Impact Factor 1,111
Online ISSN 1827-1928
Thatcher J. 1, Thatcher R. 1, Dorling D. 2
1 University of Wales Aberystwyth, UK
2 St. Mary’s College Twickenham, UK
Aim. This study examined gender differences in the pre-competition temporal patterning of anxiety and hormonal responses.
Methods. Six male and 6 female field hockey players completed the modified Competitive State Anxiety Inventory – 2, including both intensity and direction subscales, and provided saliva and urine samples 24, 2, and 1 hour prior to competition. These samples were analyzed for cortisol, and noradrenaline and adrenaline, respectively.
Results.

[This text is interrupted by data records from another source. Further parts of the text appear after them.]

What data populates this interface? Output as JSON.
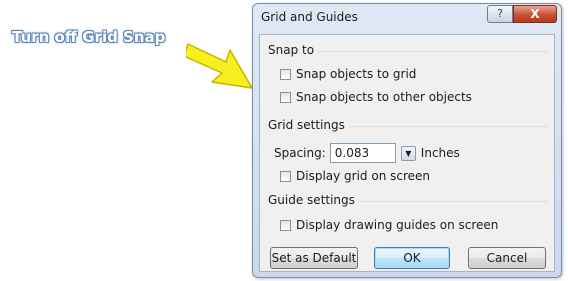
{
  "annotation": {
    "callout_text": "Turn off Grid Snap",
    "arrow_color": "#f5f01e"
  },
  "dialog": {
    "title": "Grid and Guides",
    "help_glyph": "?",
    "close_glyph": "X",
    "snap_to": {
      "label": "Snap to",
      "options": [
        {
          "label": "Snap objects to grid",
          "checked": false
        },
        {
          "label": "Snap objects to other objects",
          "checked": false
        }
      ]
    },
    "grid_settings": {
      "label": "Grid settings",
      "spacing_label": "Spacing:",
      "spacing_value": "0.083",
      "spacing_units": "Inches",
      "display_grid": {
        "label": "Display grid on screen",
        "checked": false
      }
    },
    "guide_settings": {
      "label": "Guide settings",
      "display_guides": {
        "label": "Display drawing guides on screen",
        "checked": false
      }
    },
    "buttons": {
      "set_default": "Set as Default",
      "ok": "OK",
      "cancel": "Cancel"
    }
  },
  "colors": {
    "title_bar": "#d3e1f1",
    "client_area": "#f0f0f0",
    "close_button": "#c75034",
    "callout_outline": "#5a86b8"
  }
}
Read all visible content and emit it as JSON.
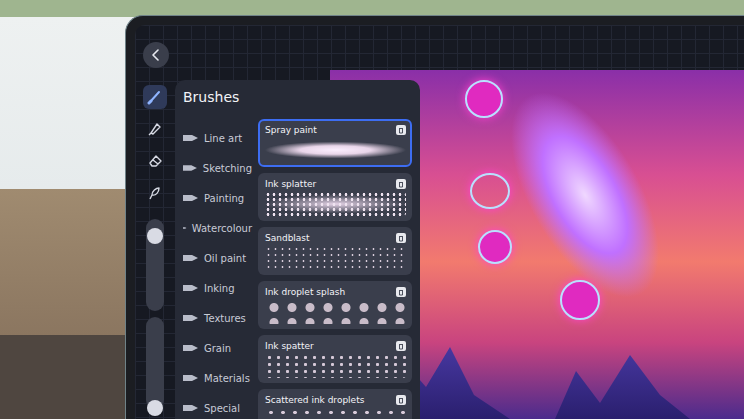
{
  "panel": {
    "title": "Brushes"
  },
  "tools": [
    {
      "kind": "brush",
      "selected": true
    },
    {
      "kind": "pen",
      "selected": false
    },
    {
      "kind": "eraser",
      "selected": false
    },
    {
      "kind": "smudge",
      "selected": false
    }
  ],
  "sliders": [
    {
      "name": "size",
      "level": 0.9
    },
    {
      "name": "opacity",
      "level": 0.1
    }
  ],
  "categories": [
    {
      "label": "Line art",
      "selected": false
    },
    {
      "label": "Sketching",
      "selected": false
    },
    {
      "label": "Painting",
      "selected": false
    },
    {
      "label": "Watercolour",
      "selected": false
    },
    {
      "label": "Oil paint",
      "selected": false
    },
    {
      "label": "Inking",
      "selected": false
    },
    {
      "label": "Textures",
      "selected": false
    },
    {
      "label": "Grain",
      "selected": false
    },
    {
      "label": "Materials",
      "selected": false
    },
    {
      "label": "Special",
      "selected": false
    }
  ],
  "brushes": [
    {
      "name": "Spray paint",
      "kind": "spray",
      "selected": true
    },
    {
      "name": "Ink splatter",
      "kind": "splatter",
      "selected": false
    },
    {
      "name": "Sandblast",
      "kind": "sand",
      "selected": false
    },
    {
      "name": "Ink droplet splash",
      "kind": "droplets",
      "selected": false
    },
    {
      "name": "Ink spatter",
      "kind": "spatter",
      "selected": false
    },
    {
      "name": "Scattered ink droplets",
      "kind": "scattered",
      "selected": false
    }
  ]
}
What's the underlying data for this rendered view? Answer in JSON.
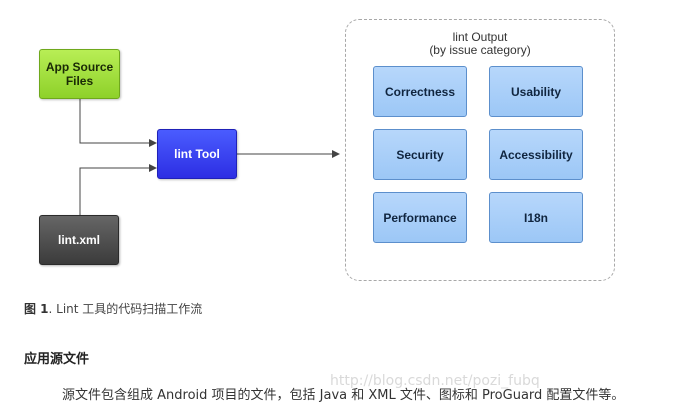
{
  "diagram": {
    "source_box": "App Source\nFiles",
    "tool_box": "lint Tool",
    "config_box": "lint.xml",
    "output_title_line1": "lint Output",
    "output_title_line2": "(by issue category)",
    "categories": [
      "Correctness",
      "Usability",
      "Security",
      "Accessibility",
      "Performance",
      "I18n"
    ]
  },
  "caption": {
    "label": "图 1",
    "text": ". Lint 工具的代码扫描工作流"
  },
  "section": {
    "heading": "应用源文件",
    "paragraph": "源文件包含组成 Android 项目的文件，包括 Java 和 XML 文件、图标和 ProGuard 配置文件等。"
  },
  "watermark": "http://blog.csdn.net/pozi_fubq",
  "colors": {
    "source": "#9edc3a",
    "tool": "#3a40f2",
    "config": "#4a4a4a",
    "category": "#a9cff8",
    "connector": "#444444"
  }
}
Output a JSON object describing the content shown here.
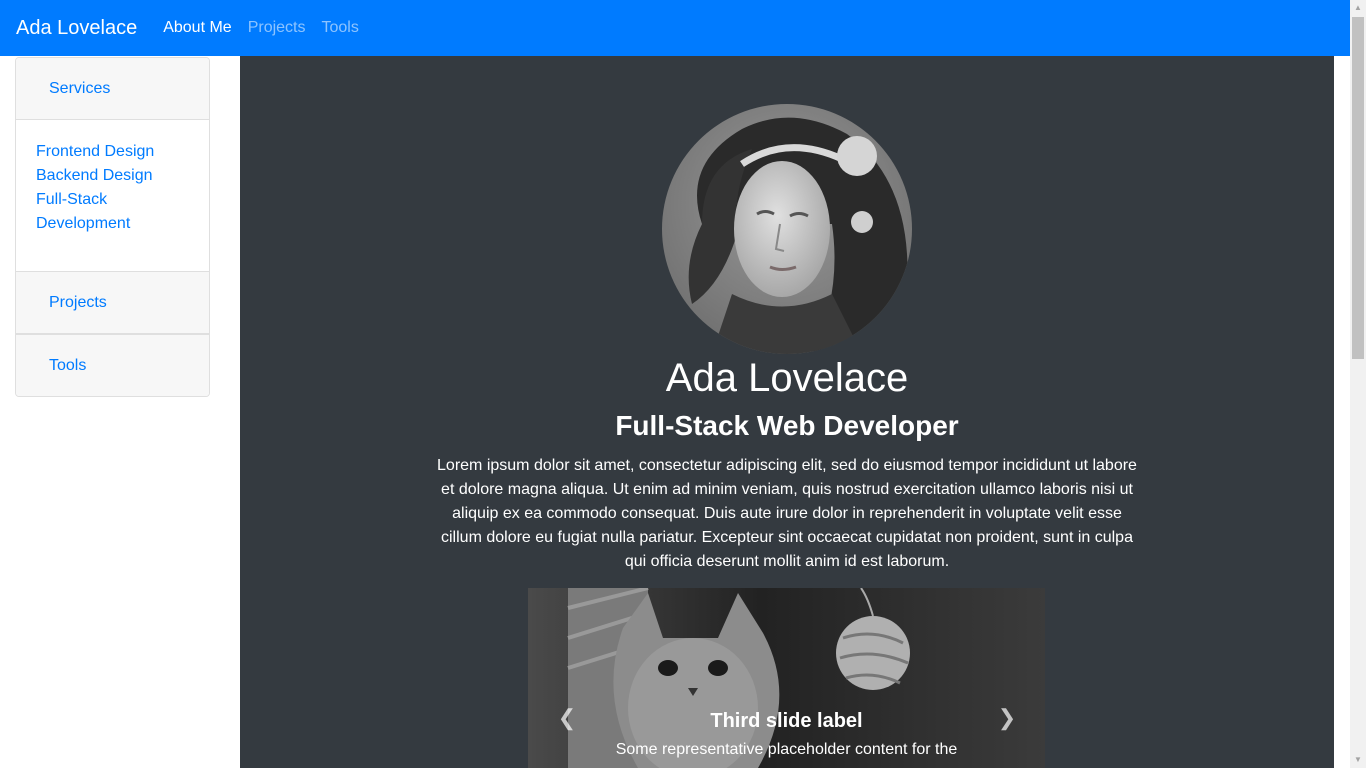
{
  "navbar": {
    "brand": "Ada Lovelace",
    "links": [
      {
        "label": "About Me",
        "active": true
      },
      {
        "label": "Projects",
        "active": false
      },
      {
        "label": "Tools",
        "active": false
      }
    ]
  },
  "sidebar": {
    "sections": [
      {
        "header": "Services",
        "items": [
          "Frontend Design",
          "Backend Design",
          "Full-Stack Development"
        ]
      },
      {
        "header": "Projects",
        "items": []
      },
      {
        "header": "Tools",
        "items": []
      }
    ]
  },
  "profile": {
    "name": "Ada Lovelace",
    "role": "Full-Stack Web Developer",
    "bio": "Lorem ipsum dolor sit amet, consectetur adipiscing elit, sed do eiusmod tempor incididunt ut labore et dolore magna aliqua. Ut enim ad minim veniam, quis nostrud exercitation ullamco laboris nisi ut aliquip ex ea commodo consequat. Duis aute irure dolor in reprehenderit in voluptate velit esse cillum dolore eu fugiat nulla pariatur. Excepteur sint occaecat cupidatat non proident, sunt in culpa qui officia deserunt mollit anim id est laborum."
  },
  "carousel": {
    "caption_title": "Third slide label",
    "caption_text": "Some representative placeholder content for the",
    "prev_icon": "chevron-left-icon",
    "next_icon": "chevron-right-icon"
  },
  "colors": {
    "primary": "#007bff",
    "dark": "#343a40"
  }
}
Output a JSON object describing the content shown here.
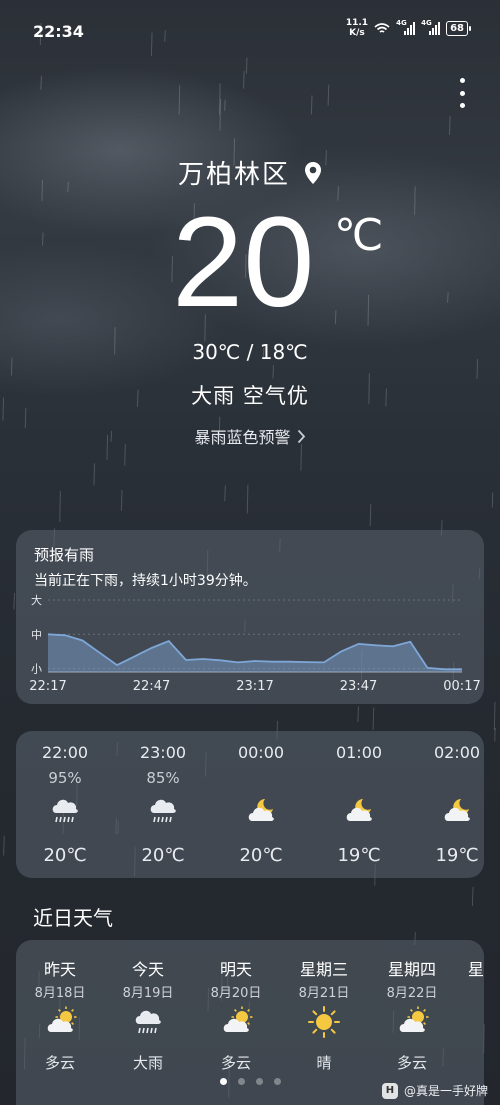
{
  "status_bar": {
    "time": "22:34",
    "net_speed_value": "11.1",
    "net_speed_unit": "K/s",
    "signal_1_label": "4G",
    "signal_2_label": "4G",
    "battery": "68"
  },
  "location": {
    "name": "万柏林区",
    "icon": "location-pin-icon"
  },
  "current": {
    "temperature": "20",
    "unit": "℃",
    "range": "30℃ / 18℃",
    "condition": "大雨  空气优",
    "alert": "暴雨蓝色预警"
  },
  "rain_forecast": {
    "title": "预报有雨",
    "subtitle": "当前正在下雨，持续1小时39分钟。",
    "chart_data": {
      "type": "area",
      "title": "",
      "y_levels": [
        "大",
        "中",
        "小"
      ],
      "x_labels": [
        "22:17",
        "22:47",
        "23:17",
        "23:47",
        "00:17"
      ],
      "x_minutes": [
        0,
        5,
        10,
        15,
        20,
        25,
        30,
        35,
        40,
        45,
        50,
        55,
        60,
        65,
        70,
        75,
        80,
        85,
        90,
        95,
        100,
        105,
        110,
        115,
        120
      ],
      "intensity": [
        2.0,
        1.97,
        1.82,
        1.46,
        1.1,
        1.35,
        1.6,
        1.8,
        1.25,
        1.28,
        1.24,
        1.18,
        1.22,
        1.2,
        1.2,
        1.19,
        1.18,
        1.5,
        1.72,
        1.68,
        1.65,
        1.78,
        1.02,
        0.98,
        0.98
      ],
      "ylim": [
        0.9,
        3.0
      ],
      "color": "#7ea7d8"
    }
  },
  "hourly": [
    {
      "time": "22:00",
      "prob": "95%",
      "icon": "heavy-rain-cloud-icon",
      "temp": "20℃"
    },
    {
      "time": "23:00",
      "prob": "85%",
      "icon": "heavy-rain-cloud-icon",
      "temp": "20℃"
    },
    {
      "time": "00:00",
      "prob": "",
      "icon": "cloudy-night-icon",
      "temp": "20℃"
    },
    {
      "time": "01:00",
      "prob": "",
      "icon": "cloudy-night-icon",
      "temp": "19℃"
    },
    {
      "time": "02:00",
      "prob": "",
      "icon": "cloudy-night-icon",
      "temp": "19℃"
    }
  ],
  "section_title": "近日天气",
  "daily": [
    {
      "name": "昨天",
      "date": "8月18日",
      "icon": "partly-cloudy-icon",
      "desc": "多云"
    },
    {
      "name": "今天",
      "date": "8月19日",
      "icon": "heavy-rain-cloud-icon",
      "desc": "大雨"
    },
    {
      "name": "明天",
      "date": "8月20日",
      "icon": "partly-cloudy-icon",
      "desc": "多云"
    },
    {
      "name": "星期三",
      "date": "8月21日",
      "icon": "sunny-icon",
      "desc": "晴"
    },
    {
      "name": "星期四",
      "date": "8月22日",
      "icon": "partly-cloudy-icon",
      "desc": "多云"
    },
    {
      "name": "星",
      "date": "",
      "icon": "",
      "desc": ""
    }
  ],
  "pager": {
    "count": 4,
    "active": 0
  },
  "watermark": "@真是一手好牌",
  "colors": {
    "card": "#5a626e",
    "chart_fill": "#7ea7d8",
    "sun": "#f5c842"
  }
}
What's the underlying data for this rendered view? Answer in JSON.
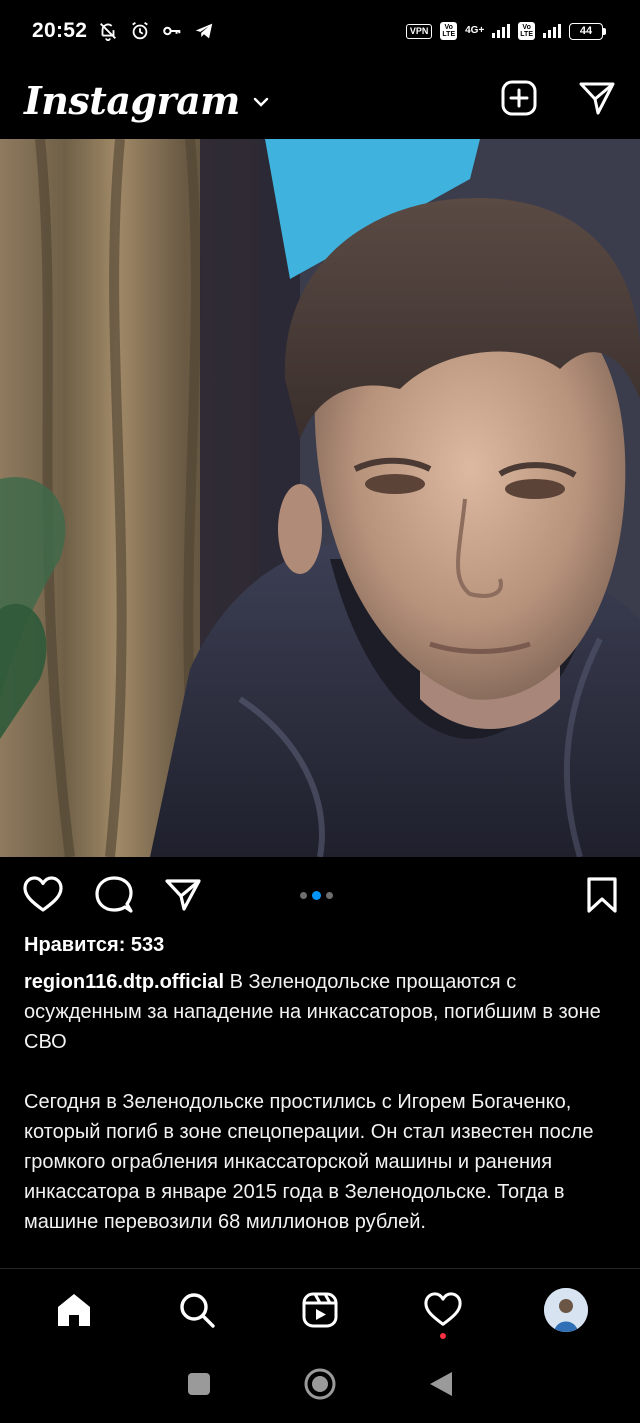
{
  "status": {
    "time": "20:52",
    "vpn": "VPN",
    "volte_top": "Vo",
    "volte_bottom": "LTE",
    "network": "4G+",
    "battery": "44"
  },
  "header": {
    "logo": "Instagram",
    "icons": [
      "chevron-down-icon",
      "new-post-icon",
      "direct-messages-icon"
    ]
  },
  "post": {
    "likes": "Нравится: 533",
    "username": "region116.dtp.official",
    "headline": " В Зеленодольске прощаются с осужденным за нападение на инкассаторов, погибшим в зоне СВО",
    "body": "Сегодня в Зеленодольске простились с Игорем Богаченко, который погиб в зоне спецоперации. Он стал известен после громкого ограбления инкассаторской машины и ранения инкассатора в январе 2015 года в Зеленодольске. Тогда в машине перевозили 68 миллионов рублей.",
    "carousel_dots": 3,
    "carousel_active": 2
  },
  "colors": {
    "accent": "#0095f6",
    "notification": "#ff3040",
    "background": "#000000"
  },
  "tabbar": {
    "icons": [
      "home-icon",
      "search-icon",
      "reels-icon",
      "activity-heart-icon",
      "profile-avatar"
    ]
  },
  "navbar": {
    "icons": [
      "recents-square-icon",
      "home-circle-icon",
      "back-triangle-icon"
    ]
  }
}
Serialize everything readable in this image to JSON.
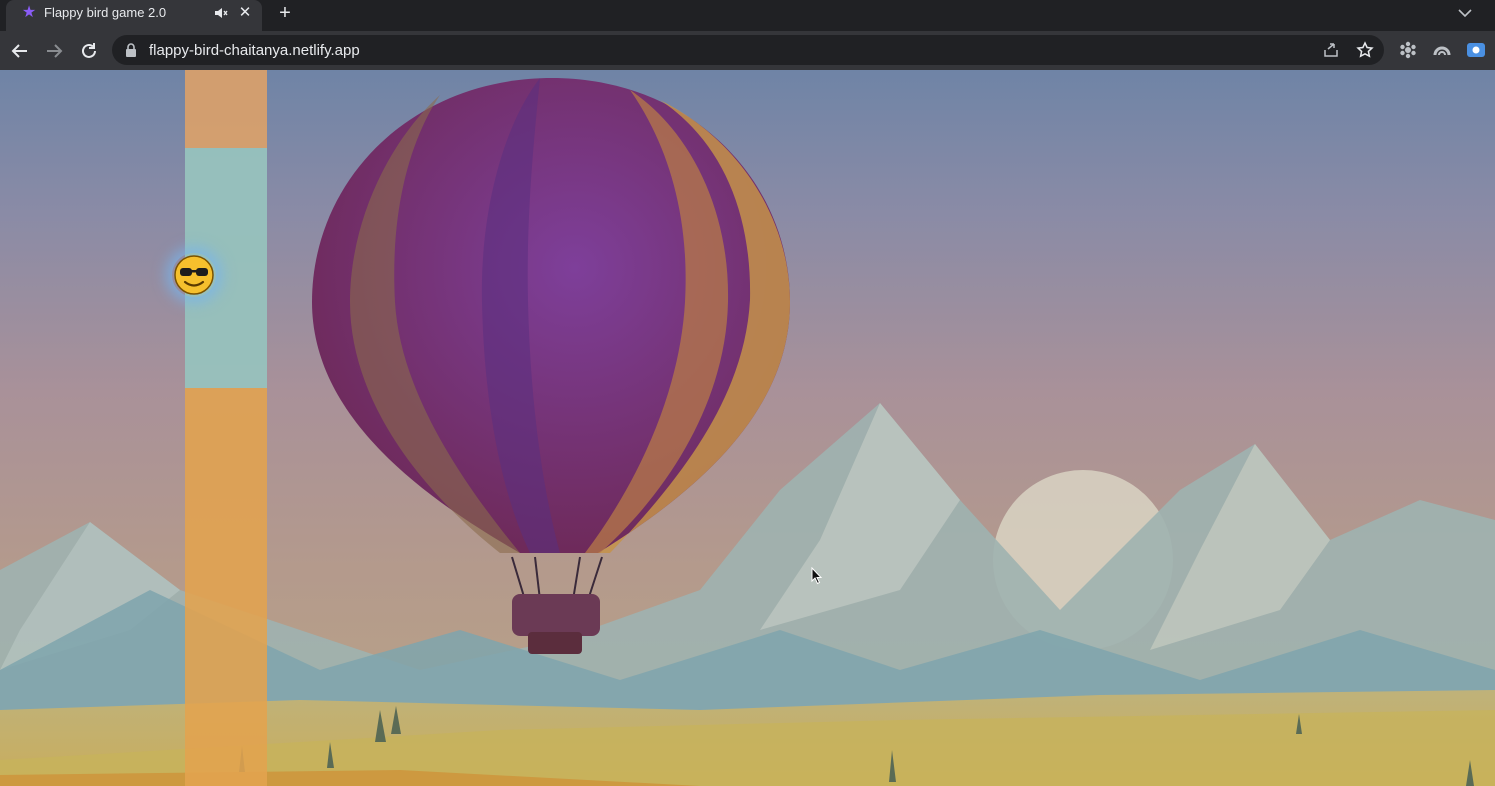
{
  "browser": {
    "tab": {
      "title": "Flappy bird game 2.0",
      "favicon": "star-icon",
      "audio_icon": "speaker-muted-icon",
      "close_icon": "close-icon"
    },
    "new_tab_icon": "plus-icon",
    "tab_search_icon": "chevron-down-icon",
    "nav": {
      "back_icon": "back-arrow-icon",
      "forward_icon": "forward-arrow-icon",
      "reload_icon": "reload-icon"
    },
    "address_bar": {
      "lock_icon": "lock-icon",
      "url": "flappy-bird-chaitanya.netlify.app",
      "share_icon": "share-icon",
      "bookmark_icon": "star-outline-icon"
    },
    "extensions": [
      "extension-icon",
      "arc-extension-icon",
      "screen-recorder-icon"
    ]
  },
  "game": {
    "player_emoji": "😎",
    "colors": {
      "pipe_top": "#d9a06a",
      "pipe_gap": "#97c2bd",
      "pipe_bottom": "#e3a34f",
      "bird_glow": "#78b4eb"
    },
    "background": [
      "hot-air-balloon",
      "mountains",
      "sun",
      "fields"
    ]
  }
}
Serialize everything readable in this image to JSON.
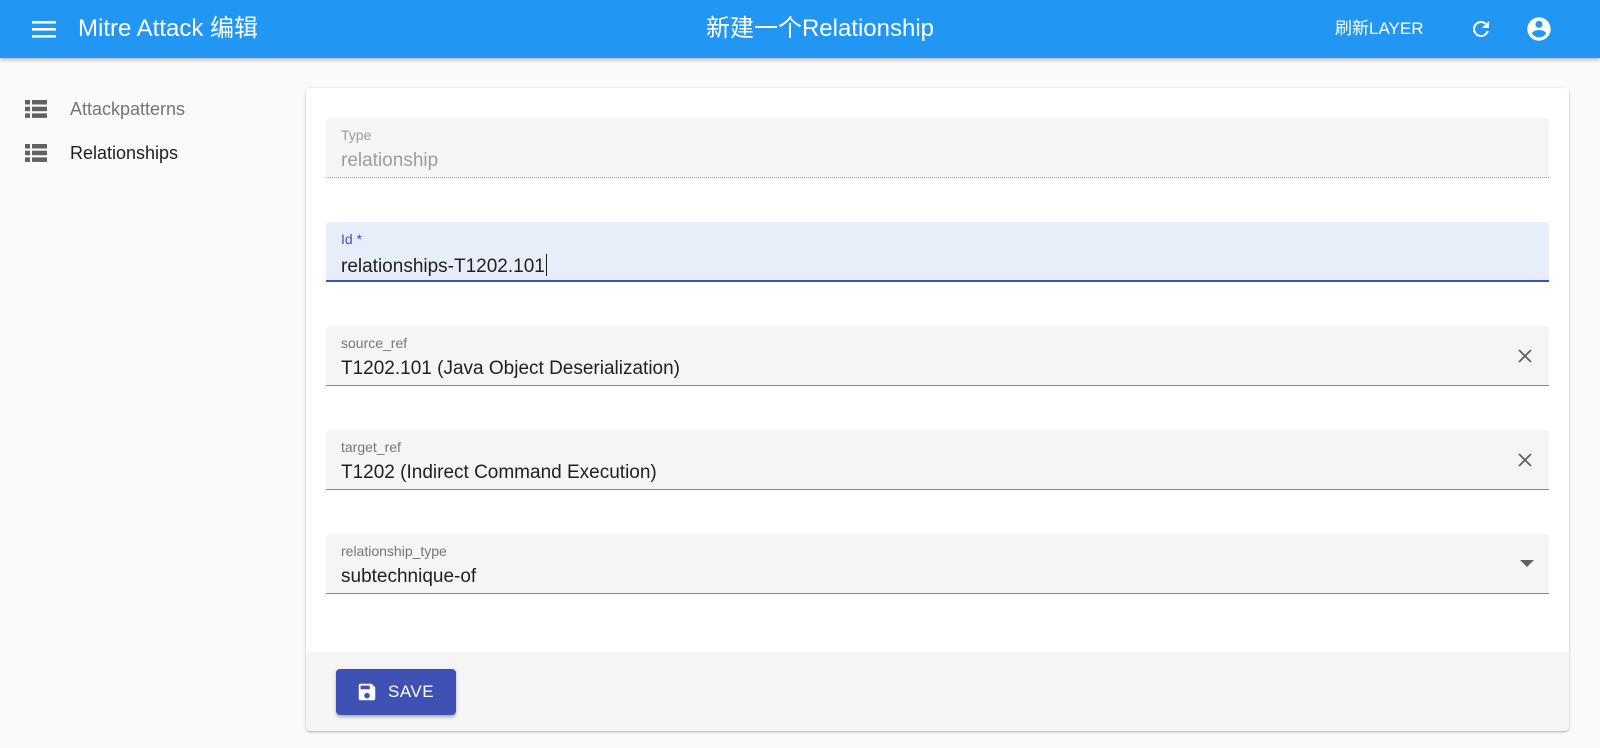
{
  "app": {
    "title": "Mitre Attack 编辑",
    "page_title": "新建一个Relationship",
    "refresh_layer_label": "刷新LAYER"
  },
  "icons": {
    "menu": "menu-icon",
    "refresh": "refresh-icon",
    "account": "account-circle-icon",
    "list": "view-list-icon",
    "clear": "close-icon",
    "dropdown": "arrow-drop-down-icon",
    "save": "floppy-disk-icon"
  },
  "colors": {
    "appbar": "#2196f3",
    "primary": "#3f51b5",
    "field_bg": "#f5f5f5",
    "focused_field_bg": "#e8eef9"
  },
  "sidebar": {
    "items": [
      {
        "label": "Attackpatterns",
        "active": false
      },
      {
        "label": "Relationships",
        "active": true
      }
    ]
  },
  "form": {
    "type": {
      "label": "Type",
      "value": "relationship",
      "disabled": true
    },
    "id": {
      "label": "Id *",
      "value": "relationships-T1202.101",
      "focused": true
    },
    "source_ref": {
      "label": "source_ref",
      "value": "T1202.101 (Java Object Deserialization)"
    },
    "target_ref": {
      "label": "target_ref",
      "value": "T1202 (Indirect Command Execution)"
    },
    "relationship_type": {
      "label": "relationship_type",
      "value": "subtechnique-of"
    }
  },
  "toolbar": {
    "save_label": "SAVE"
  }
}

Two×3 repeated measures ANOVAs revealed significant gender×time interactions for cognitive and somatic anxiety intensity and adrenaline and noradrenaline, but not cortisol. While males’ anxiety and hormonal responses demonstrated no significant changes, significant increases in females’ anxiety, and significant decreases in their adrenaline and noradrenaline were observed over time. Moreover, while males’ anxiety and hormonal responses mirrored each other, this was not the case for the females with increases in females’ cognitive and somatic anxiety intensity levels accompanied by decreases in adrenaline and noradrenaline.
Conclusion. Although this study has extended this line of research by adopting a psycho-physiological approach and measuring anxiety intensity and direction in male and female athletes, replication is required with larger samples from a greater diversity of sports.